While many people have incorporated technology, like playing a video of a campfire or ocean waves on a projector screen at home to compensate for not being able to travel amid the current Covid-19 pandemic, “Souls” illuminates the beauty of nature by incorporating 3-D computer animation software.
Once visitors enter the dark exhibition hall, they are naturally drawn to a projector screen that stretches into a room-sized environment. The HD video installation offers the detailed and lively movement of a natural object as if it's being viewed under a microscope. As soon as a shadow is cast, one becomes part of the work. By blurring out the boundaries between art and technology through interaction, Steinkamp’s animated installations create a unique virtual reality where viewers can be completely immersed in the digital landscape.
“I am fascinated by software’s ability to create ideas we would never conceive of in the natural world,” Steinkamp said.
The exhibition highlights her important position as a leading artist in the field of digital animation and as a pioneer in conducting experiments that fully digitize images, colors, textures and movements.
She transforms an existing space that is as plain as a white wall into artwork by realizing the colors and movements of nature through the reflection of light using 3-D rendering techniques. She first draws the images digitally and then uses software to render her work. With technological advances, she updates her work with more pixels and higher resolution by formatting the original work.
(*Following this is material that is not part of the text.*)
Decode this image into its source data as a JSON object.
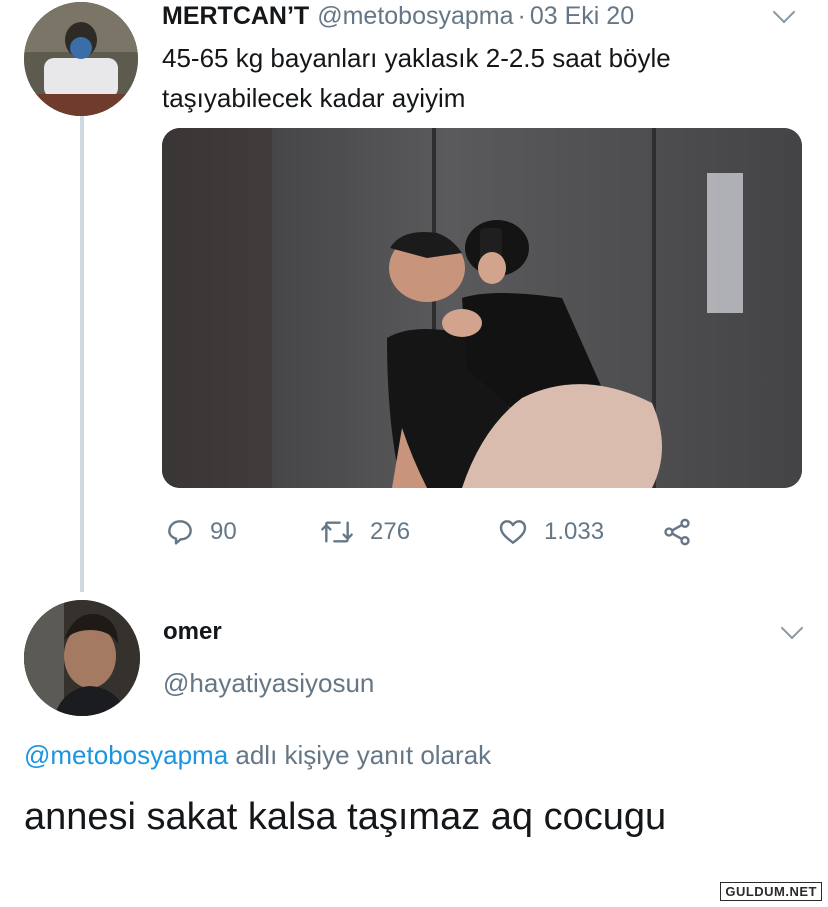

Co-hosted by two galleries in Jongno District, central Seoul, “Souls” introduces six of her video installations, which consist of her new work, “Still-Life 4” (2020), “Judy Crook 12, 14” (2019) and her “Retinal 1, 2” (2019) at Leeahn Gallery and “Blind Eye 4” (2019), “Primordial, 1” (2020) and “Daisy Chain Twist, tall” (2004) at Lehmann Maupin Seoul.
In an endless cycle, flowers bloom in spring, green leaves sprout in summer, leaves turn red in autumn and trees shed their leaves in winter. The continuously moving images of the tree are rendered realistically, which allow visitors to feel the ideals of infinite life.
The exhibition will be held until Oct. 31 at Leeahn Gallery and Lehmann Maupin Seoul in central Seoul.
BY KIM YEON-AH [firstname.lastname@example.org]